-- Exercise aim --
Find the word "Novo" below. Copy each line that has it.

-- Source records --
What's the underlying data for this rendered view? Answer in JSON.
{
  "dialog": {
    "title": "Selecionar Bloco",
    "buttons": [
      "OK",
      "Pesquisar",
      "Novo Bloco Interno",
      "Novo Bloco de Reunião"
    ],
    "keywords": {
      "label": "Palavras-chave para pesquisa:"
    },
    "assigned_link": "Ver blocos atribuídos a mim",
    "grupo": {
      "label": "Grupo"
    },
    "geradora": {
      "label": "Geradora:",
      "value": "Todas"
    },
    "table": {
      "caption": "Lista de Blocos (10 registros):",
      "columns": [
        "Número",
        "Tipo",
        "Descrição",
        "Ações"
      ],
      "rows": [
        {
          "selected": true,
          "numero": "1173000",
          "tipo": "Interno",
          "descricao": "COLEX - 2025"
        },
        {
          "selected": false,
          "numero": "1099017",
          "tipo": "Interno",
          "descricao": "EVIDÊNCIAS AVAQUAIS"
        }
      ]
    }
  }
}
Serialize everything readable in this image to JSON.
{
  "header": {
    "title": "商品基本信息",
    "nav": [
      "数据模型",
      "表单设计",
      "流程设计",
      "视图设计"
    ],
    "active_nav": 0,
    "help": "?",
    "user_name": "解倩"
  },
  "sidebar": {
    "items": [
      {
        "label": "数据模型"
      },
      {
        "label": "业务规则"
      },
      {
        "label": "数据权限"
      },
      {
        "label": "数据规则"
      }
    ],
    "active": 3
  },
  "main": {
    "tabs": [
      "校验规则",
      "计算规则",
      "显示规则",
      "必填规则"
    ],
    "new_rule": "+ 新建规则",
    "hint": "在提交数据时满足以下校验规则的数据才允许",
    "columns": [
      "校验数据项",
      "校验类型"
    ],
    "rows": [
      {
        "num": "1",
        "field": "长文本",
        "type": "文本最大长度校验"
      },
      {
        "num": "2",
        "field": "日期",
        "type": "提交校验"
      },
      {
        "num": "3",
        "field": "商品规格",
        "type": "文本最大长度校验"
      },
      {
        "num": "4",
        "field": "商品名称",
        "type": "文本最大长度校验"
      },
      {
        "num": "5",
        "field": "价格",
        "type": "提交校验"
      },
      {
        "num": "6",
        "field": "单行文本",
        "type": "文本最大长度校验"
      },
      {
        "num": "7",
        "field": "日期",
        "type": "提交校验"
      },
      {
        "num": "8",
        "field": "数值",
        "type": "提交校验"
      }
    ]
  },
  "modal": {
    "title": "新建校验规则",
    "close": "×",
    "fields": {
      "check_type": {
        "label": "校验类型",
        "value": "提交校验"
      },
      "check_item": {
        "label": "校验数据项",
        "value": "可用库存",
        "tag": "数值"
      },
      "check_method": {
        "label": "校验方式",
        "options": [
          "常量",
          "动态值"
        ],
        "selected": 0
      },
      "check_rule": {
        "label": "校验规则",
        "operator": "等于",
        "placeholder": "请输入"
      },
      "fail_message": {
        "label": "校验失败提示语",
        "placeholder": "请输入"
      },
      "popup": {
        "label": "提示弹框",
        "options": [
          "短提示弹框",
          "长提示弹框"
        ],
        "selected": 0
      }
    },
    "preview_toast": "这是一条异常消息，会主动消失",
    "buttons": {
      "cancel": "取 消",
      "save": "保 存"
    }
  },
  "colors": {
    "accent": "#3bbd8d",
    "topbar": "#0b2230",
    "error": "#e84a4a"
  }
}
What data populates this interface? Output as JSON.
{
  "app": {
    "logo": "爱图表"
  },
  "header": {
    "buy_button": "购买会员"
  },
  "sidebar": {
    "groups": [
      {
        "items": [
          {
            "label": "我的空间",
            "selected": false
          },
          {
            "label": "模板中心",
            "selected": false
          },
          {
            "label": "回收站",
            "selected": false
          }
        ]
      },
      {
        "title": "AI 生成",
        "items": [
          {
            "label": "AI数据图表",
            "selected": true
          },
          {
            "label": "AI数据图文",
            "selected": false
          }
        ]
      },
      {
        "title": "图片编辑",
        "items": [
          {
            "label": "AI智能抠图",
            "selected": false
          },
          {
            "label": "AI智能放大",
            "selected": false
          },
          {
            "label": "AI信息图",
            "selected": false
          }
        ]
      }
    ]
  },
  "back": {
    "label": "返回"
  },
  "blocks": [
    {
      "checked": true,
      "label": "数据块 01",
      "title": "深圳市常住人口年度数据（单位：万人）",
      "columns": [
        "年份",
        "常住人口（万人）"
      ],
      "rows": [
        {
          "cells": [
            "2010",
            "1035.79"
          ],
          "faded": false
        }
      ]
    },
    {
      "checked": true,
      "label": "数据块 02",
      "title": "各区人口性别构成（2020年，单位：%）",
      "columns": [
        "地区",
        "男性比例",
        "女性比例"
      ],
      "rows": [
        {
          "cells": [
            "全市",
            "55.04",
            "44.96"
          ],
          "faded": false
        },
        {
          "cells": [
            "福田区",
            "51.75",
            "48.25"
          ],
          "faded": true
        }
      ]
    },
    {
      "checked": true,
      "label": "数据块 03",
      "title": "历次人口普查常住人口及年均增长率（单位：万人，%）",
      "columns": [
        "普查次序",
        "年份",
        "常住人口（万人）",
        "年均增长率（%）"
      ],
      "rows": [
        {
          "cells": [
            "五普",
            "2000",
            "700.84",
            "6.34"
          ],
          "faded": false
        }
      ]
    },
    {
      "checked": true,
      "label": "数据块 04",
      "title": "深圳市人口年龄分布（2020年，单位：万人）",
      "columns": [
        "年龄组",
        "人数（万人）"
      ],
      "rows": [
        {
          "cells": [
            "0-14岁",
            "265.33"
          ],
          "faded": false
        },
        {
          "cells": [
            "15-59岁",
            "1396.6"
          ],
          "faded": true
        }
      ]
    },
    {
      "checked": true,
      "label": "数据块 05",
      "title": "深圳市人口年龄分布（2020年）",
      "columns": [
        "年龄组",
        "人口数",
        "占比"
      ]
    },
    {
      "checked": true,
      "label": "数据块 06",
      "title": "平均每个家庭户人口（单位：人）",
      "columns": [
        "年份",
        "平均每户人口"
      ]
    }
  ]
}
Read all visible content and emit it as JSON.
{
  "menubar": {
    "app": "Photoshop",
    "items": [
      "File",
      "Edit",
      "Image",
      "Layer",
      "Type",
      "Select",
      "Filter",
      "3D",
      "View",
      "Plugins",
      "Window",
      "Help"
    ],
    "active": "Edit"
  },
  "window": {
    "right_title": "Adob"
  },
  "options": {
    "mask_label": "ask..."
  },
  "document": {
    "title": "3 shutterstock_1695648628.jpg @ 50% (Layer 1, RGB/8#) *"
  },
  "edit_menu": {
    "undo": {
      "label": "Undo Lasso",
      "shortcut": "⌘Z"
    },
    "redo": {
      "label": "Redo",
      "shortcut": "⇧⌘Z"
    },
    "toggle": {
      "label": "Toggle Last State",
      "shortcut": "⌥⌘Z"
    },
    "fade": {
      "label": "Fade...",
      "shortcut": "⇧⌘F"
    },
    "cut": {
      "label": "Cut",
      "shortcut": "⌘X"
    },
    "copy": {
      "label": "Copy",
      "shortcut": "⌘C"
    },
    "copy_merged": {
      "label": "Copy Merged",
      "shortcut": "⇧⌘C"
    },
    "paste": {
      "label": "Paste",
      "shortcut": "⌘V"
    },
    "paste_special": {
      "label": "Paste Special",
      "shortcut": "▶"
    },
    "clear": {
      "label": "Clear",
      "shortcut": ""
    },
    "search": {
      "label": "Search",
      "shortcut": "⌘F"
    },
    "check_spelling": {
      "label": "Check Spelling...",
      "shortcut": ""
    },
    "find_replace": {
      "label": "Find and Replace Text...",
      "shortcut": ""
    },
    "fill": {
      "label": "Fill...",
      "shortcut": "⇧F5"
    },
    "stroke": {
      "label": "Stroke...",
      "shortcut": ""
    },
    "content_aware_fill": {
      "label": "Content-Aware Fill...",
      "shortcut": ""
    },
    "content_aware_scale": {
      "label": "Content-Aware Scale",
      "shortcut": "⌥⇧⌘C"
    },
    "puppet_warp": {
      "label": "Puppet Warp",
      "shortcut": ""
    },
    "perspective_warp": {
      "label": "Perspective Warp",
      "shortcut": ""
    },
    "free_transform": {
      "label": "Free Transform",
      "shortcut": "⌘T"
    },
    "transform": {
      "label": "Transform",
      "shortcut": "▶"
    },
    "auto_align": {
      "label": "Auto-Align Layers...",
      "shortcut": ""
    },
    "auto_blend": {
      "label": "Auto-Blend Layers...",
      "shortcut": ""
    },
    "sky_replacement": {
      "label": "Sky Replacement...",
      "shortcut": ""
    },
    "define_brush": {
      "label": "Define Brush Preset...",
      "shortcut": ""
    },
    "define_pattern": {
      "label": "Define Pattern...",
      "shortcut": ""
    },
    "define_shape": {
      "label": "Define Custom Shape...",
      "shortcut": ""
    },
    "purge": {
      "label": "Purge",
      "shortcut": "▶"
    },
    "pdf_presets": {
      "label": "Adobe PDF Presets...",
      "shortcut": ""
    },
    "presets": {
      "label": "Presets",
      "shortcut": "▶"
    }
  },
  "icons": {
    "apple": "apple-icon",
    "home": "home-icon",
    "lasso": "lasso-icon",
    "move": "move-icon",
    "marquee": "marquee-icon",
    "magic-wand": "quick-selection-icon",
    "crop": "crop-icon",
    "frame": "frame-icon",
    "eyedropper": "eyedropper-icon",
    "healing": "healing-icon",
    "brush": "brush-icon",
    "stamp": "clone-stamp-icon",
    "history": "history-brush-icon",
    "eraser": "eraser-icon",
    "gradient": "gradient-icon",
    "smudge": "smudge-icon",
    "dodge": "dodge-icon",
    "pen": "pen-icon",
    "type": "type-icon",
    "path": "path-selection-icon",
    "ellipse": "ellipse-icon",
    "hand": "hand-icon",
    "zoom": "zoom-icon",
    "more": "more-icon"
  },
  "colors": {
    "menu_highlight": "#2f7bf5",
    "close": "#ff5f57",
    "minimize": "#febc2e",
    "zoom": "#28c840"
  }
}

-- Response area --
      "Novo Bloco Interno",
      "Novo Bloco de Reunião"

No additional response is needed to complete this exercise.